(Collected data entries)
----------

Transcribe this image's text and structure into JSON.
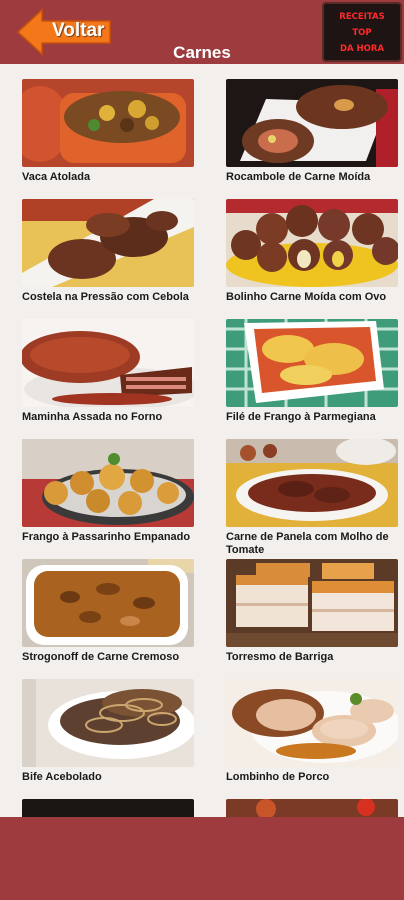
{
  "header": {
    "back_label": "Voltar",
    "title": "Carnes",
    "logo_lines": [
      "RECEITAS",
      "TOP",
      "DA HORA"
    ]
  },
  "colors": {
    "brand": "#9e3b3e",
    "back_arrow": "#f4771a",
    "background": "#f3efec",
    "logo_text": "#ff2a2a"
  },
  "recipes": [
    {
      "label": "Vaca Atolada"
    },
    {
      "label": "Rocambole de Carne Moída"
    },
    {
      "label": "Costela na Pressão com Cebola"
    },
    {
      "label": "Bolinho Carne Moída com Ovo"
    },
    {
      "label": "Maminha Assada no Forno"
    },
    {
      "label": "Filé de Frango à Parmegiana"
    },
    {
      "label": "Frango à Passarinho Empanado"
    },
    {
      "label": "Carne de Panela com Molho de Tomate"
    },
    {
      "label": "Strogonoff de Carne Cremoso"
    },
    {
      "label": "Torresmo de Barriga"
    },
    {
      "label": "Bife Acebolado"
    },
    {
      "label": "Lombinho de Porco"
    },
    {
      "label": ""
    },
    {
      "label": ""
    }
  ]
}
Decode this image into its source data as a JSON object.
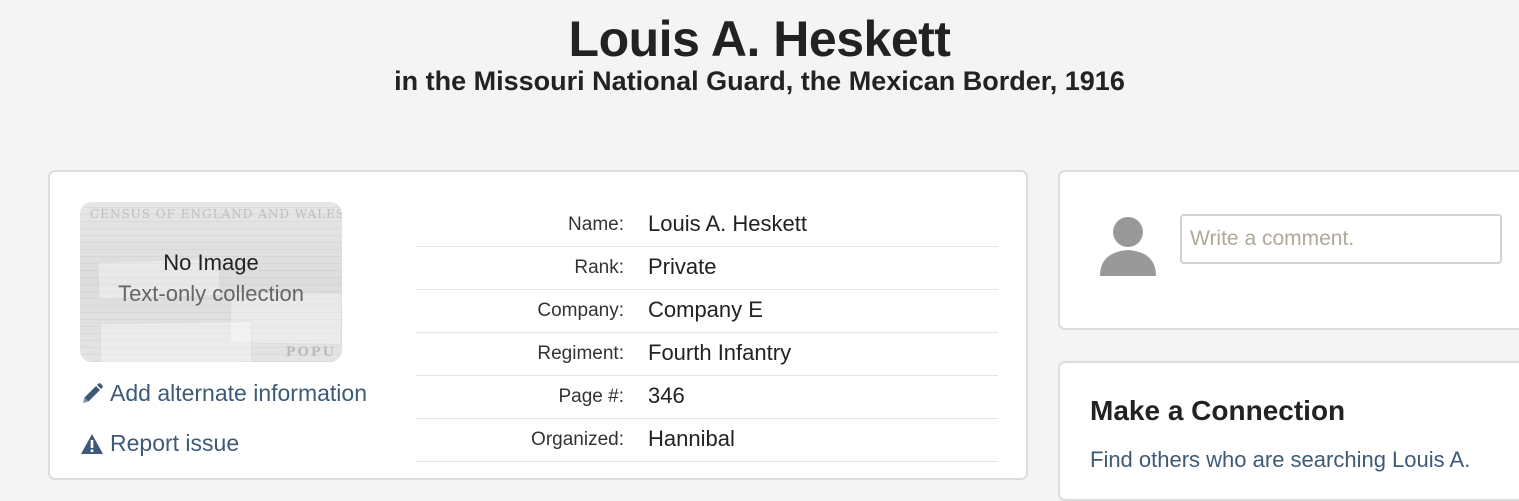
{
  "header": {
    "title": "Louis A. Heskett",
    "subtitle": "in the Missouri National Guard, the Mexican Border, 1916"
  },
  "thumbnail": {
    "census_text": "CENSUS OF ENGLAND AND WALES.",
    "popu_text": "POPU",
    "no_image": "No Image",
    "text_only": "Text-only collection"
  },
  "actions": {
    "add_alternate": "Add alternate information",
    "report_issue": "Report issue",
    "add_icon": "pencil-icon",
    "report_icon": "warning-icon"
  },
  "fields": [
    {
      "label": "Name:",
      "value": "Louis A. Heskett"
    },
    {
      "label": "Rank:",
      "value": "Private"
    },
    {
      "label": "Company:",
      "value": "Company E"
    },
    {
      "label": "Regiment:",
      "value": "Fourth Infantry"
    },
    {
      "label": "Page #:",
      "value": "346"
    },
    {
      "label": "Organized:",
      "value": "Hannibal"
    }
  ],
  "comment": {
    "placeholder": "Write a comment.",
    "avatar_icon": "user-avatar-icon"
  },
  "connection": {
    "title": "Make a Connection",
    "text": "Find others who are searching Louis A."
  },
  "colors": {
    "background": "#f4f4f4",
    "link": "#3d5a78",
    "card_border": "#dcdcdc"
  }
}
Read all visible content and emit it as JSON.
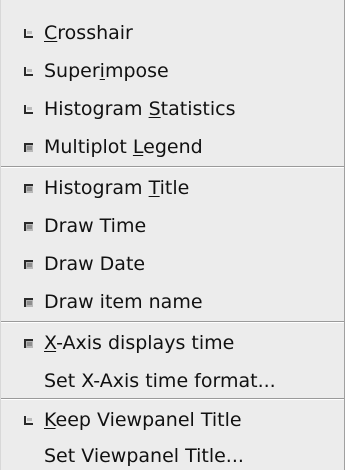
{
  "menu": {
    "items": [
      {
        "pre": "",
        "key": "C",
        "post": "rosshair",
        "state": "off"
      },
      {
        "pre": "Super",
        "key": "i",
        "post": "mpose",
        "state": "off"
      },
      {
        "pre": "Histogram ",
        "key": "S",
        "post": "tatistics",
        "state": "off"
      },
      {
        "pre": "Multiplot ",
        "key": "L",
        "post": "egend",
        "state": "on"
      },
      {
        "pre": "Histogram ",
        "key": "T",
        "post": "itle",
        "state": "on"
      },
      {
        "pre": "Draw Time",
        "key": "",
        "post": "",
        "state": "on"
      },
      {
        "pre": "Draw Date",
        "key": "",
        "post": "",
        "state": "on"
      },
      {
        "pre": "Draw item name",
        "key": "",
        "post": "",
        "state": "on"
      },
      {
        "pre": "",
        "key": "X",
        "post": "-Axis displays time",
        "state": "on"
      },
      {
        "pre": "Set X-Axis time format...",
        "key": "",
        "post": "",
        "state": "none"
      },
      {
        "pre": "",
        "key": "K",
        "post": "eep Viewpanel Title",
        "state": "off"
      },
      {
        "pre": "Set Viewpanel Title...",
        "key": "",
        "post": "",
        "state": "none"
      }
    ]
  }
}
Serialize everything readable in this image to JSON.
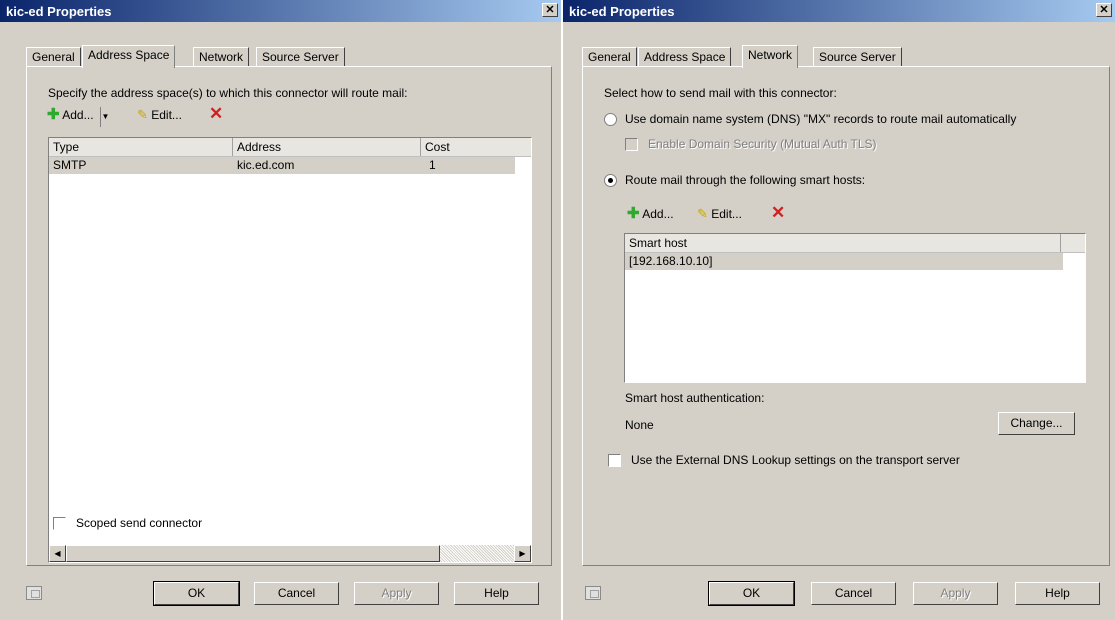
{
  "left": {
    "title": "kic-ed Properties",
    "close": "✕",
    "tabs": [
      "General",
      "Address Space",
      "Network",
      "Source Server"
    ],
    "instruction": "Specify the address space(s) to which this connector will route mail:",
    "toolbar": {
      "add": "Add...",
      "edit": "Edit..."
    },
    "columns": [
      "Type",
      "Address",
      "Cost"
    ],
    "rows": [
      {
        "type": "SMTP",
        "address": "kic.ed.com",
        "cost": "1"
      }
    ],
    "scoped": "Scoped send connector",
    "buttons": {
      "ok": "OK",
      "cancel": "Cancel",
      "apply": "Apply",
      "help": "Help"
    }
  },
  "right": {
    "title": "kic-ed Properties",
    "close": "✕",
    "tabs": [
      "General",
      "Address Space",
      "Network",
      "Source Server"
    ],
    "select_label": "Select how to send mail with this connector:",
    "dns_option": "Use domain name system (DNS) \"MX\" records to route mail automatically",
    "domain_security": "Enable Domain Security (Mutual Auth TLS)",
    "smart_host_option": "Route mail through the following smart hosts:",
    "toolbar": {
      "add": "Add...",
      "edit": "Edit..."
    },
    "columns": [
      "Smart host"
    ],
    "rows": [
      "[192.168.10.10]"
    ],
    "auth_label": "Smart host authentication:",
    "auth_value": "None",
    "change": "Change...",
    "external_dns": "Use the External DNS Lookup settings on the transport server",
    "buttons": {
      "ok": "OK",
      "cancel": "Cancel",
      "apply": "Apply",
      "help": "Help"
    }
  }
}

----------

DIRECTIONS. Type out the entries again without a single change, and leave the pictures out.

YOUR RESPONSE.
Transcribe this image's text and structure into JSON.
{
  "header": {
    "back_label": "Voltar",
    "title": "Carnes",
    "logo_lines": [
      "RECEITAS",
      "TOP",
      "DA HORA"
    ]
  },
  "colors": {
    "brand": "#9e3b3e",
    "back_arrow": "#f4771a",
    "background": "#f3efec",
    "logo_text": "#ff2a2a"
  },
  "recipes": [
    {
      "label": "Vaca Atolada"
    },
    {
      "label": "Rocambole de Carne Moída"
    },
    {
      "label": "Costela na Pressão com Cebola"
    },
    {
      "label": "Bolinho Carne Moída com Ovo"
    },
    {
      "label": "Maminha Assada no Forno"
    },
    {
      "label": "Filé de Frango à Parmegiana"
    },
    {
      "label": "Frango à Passarinho Empanado"
    },
    {
      "label": "Carne de Panela com Molho de Tomate"
    },
    {
      "label": "Strogonoff de Carne Cremoso"
    },
    {
      "label": "Torresmo de Barriga"
    },
    {
      "label": "Bife Acebolado"
    },
    {
      "label": "Lombinho de Porco"
    },
    {
      "label": ""
    },
    {
      "label": ""
    }
  ]
}
Decode this image into its source data as a JSON object.
{
  "header": {
    "title": "Louis A. Heskett",
    "subtitle": "in the Missouri National Guard, the Mexican Border, 1916"
  },
  "thumbnail": {
    "census_text": "CENSUS OF ENGLAND AND WALES.",
    "popu_text": "POPU",
    "no_image": "No Image",
    "text_only": "Text-only collection"
  },
  "actions": {
    "add_alternate": "Add alternate information",
    "report_issue": "Report issue",
    "add_icon": "pencil-icon",
    "report_icon": "warning-icon"
  },
  "fields": [
    {
      "label": "Name:",
      "value": "Louis A. Heskett"
    },
    {
      "label": "Rank:",
      "value": "Private"
    },
    {
      "label": "Company:",
      "value": "Company E"
    },
    {
      "label": "Regiment:",
      "value": "Fourth Infantry"
    },
    {
      "label": "Page #:",
      "value": "346"
    },
    {
      "label": "Organized:",
      "value": "Hannibal"
    }
  ],
  "comment": {
    "placeholder": "Write a comment.",
    "avatar_icon": "user-avatar-icon"
  },
  "connection": {
    "title": "Make a Connection",
    "text": "Find others who are searching Louis A."
  },
  "colors": {
    "background": "#f4f4f4",
    "link": "#3d5a78",
    "card_border": "#dcdcdc"
  }
}
Read all visible content and emit it as JSON.
{
  "menu": {
    "items": [
      {
        "pre": "",
        "key": "C",
        "post": "rosshair",
        "state": "off"
      },
      {
        "pre": "Super",
        "key": "i",
        "post": "mpose",
        "state": "off"
      },
      {
        "pre": "Histogram ",
        "key": "S",
        "post": "tatistics",
        "state": "off"
      },
      {
        "pre": "Multiplot ",
        "key": "L",
        "post": "egend",
        "state": "on"
      },
      {
        "pre": "Histogram ",
        "key": "T",
        "post": "itle",
        "state": "on"
      },
      {
        "pre": "Draw Time",
        "key": "",
        "post": "",
        "state": "on"
      },
      {
        "pre": "Draw Date",
        "key": "",
        "post": "",
        "state": "on"
      },
      {
        "pre": "Draw item name",
        "key": "",
        "post": "",
        "state": "on"
      },
      {
        "pre": "",
        "key": "X",
        "post": "-Axis displays time",
        "state": "on"
      },
      {
        "pre": "Set X-Axis time format...",
        "key": "",
        "post": "",
        "state": "none"
      },
      {
        "pre": "",
        "key": "K",
        "post": "eep Viewpanel Title",
        "state": "off"
      },
      {
        "pre": "Set Viewpanel Title...",
        "key": "",
        "post": "",
        "state": "none"
      }
    ]
  }
}
Serialize everything readable in this image to JSON.
{
  "left": {
    "title": "kic-ed Properties",
    "close": "✕",
    "tabs": [
      "General",
      "Address Space",
      "Network",
      "Source Server"
    ],
    "instruction": "Specify the address space(s) to which this connector will route mail:",
    "toolbar": {
      "add": "Add...",
      "edit": "Edit..."
    },
    "columns": [
      "Type",
      "Address",
      "Cost"
    ],
    "rows": [
      {
        "type": "SMTP",
        "address": "kic.ed.com",
        "cost": "1"
      }
    ],
    "scoped": "Scoped send connector",
    "buttons": {
      "ok": "OK",
      "cancel": "Cancel",
      "apply": "Apply",
      "help": "Help"
    }
  },
  "right": {
    "title": "kic-ed Properties",
    "close": "✕",
    "tabs": [
      "General",
      "Address Space",
      "Network",
      "Source Server"
    ],
    "select_label": "Select how to send mail with this connector:",
    "dns_option": "Use domain name system (DNS) \"MX\" records to route mail automatically",
    "domain_security": "Enable Domain Security (Mutual Auth TLS)",
    "smart_host_option": "Route mail through the following smart hosts:",
    "toolbar": {
      "add": "Add...",
      "edit": "Edit..."
    },
    "columns": [
      "Smart host"
    ],
    "rows": [
      "[192.168.10.10]"
    ],
    "auth_label": "Smart host authentication:",
    "auth_value": "None",
    "change": "Change...",
    "external_dns": "Use the External DNS Lookup settings on the transport server",
    "buttons": {
      "ok": "OK",
      "cancel": "Cancel",
      "apply": "Apply",
      "help": "Help"
    }
  }
}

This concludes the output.